Fact or Fiction?
There are tons of stories like those mentioned above floating around, and they beg the question, are these really just stories? Is it possible that the Yeti is real? The remaining Bön sect followers certainly believe so, and—it turns out—many others do, too. In fact, there have been a considerable amount of sightings claimed, even in recent years, hence all the Hollywood films we have today on the topic.
Notable Sightings of Yeti Incident
A number of individuals travel to the Himalayas just to try and see the Yeti in its natural habitat: in isolation, in the mountains. Here are some of the most significant sightings in recent history.
The 1921 British Expedition

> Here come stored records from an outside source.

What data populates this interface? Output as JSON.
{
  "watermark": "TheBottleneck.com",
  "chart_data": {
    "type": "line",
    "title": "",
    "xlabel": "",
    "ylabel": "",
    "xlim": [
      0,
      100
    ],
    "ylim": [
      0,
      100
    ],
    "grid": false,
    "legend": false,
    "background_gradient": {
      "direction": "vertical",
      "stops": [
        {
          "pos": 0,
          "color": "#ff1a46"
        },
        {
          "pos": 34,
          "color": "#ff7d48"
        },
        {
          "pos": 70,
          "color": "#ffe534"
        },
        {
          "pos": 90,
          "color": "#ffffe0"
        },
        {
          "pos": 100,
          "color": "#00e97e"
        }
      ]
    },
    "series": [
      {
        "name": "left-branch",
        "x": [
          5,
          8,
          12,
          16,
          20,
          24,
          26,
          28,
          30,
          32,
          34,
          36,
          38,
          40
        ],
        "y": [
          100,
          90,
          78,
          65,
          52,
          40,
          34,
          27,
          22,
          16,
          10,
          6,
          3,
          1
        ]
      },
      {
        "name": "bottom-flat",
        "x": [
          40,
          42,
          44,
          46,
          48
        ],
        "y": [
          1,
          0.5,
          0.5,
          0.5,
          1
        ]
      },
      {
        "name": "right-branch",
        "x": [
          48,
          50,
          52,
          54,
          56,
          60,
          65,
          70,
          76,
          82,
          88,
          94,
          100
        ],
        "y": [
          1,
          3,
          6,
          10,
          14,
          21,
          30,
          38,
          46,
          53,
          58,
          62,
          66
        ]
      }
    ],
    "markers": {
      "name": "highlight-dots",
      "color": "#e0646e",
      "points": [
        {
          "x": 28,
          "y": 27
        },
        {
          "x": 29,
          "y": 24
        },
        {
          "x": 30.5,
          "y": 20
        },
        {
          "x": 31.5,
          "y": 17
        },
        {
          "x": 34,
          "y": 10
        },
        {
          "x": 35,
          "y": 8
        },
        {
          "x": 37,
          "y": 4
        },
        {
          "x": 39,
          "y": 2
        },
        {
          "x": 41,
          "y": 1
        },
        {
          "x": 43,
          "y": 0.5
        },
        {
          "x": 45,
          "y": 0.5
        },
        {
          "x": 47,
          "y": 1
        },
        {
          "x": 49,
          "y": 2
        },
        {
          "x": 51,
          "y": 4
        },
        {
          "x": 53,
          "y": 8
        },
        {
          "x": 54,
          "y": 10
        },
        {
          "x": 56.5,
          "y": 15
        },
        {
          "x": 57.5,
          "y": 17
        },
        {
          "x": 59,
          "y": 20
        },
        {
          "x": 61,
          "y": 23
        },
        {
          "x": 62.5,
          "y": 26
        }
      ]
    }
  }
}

Wonder where the term “abominable snowman” fits into the story of the Yeti/Glacier Being/Big Foot? Well, when the Brits explored Mount Everest in the early 20s, they came upon very large footprints in the snow. A sherpa told them these were the imprints of a “metoh-kangmi,” which translates roughly to “man-bear snow-man.” Later, when this expedition was covered by journalist Henry Newman, he made the mistake of translating “metoh” into “filthy” rather than “man-bear,” and then decided instead of the word filthy, he would use “abominable.” Thus was born the illusive Abominable Snowman, unseen but known for his very large footprints.
The 1921 British Expedition
Reinhold Messner’s 1980s Expedition
Called the most famous Yeti-hunter of all, Messner is known for having seen the Yeti during the 80s. He has since returned to the same spot in an effort to catch a glimpse of it again, but without any luck. However, it is his take on the mystery of the Yeti that really sets him apart from other Yeti-seekers. He claims it is not a crazy, half-human-half-bear, but in actuality, it’s just a type of bear whose species has yet to be identified—a cross between a brown bear and a polar bear.
Yeti hunter Messner(right)
When it comes to sightings, there are a countless number of them every year, but none have yet to prove that the Yeti really exists. And according to the Nepalese, we shouldn’t be looking. They warn that he’s a whistling, growling beast that can kill you with a single punch, and if you come upon him, they say, you have no chance at survival. But if this doesn’t deter you and you’re really up for taking the gamble, bare in mind that the Yeti is allegedly a nocturnal creature. So if you want any chance at catching a glimpse of him, you’ll have to try to do so during the nighttime. Stay safe, and happy hunting!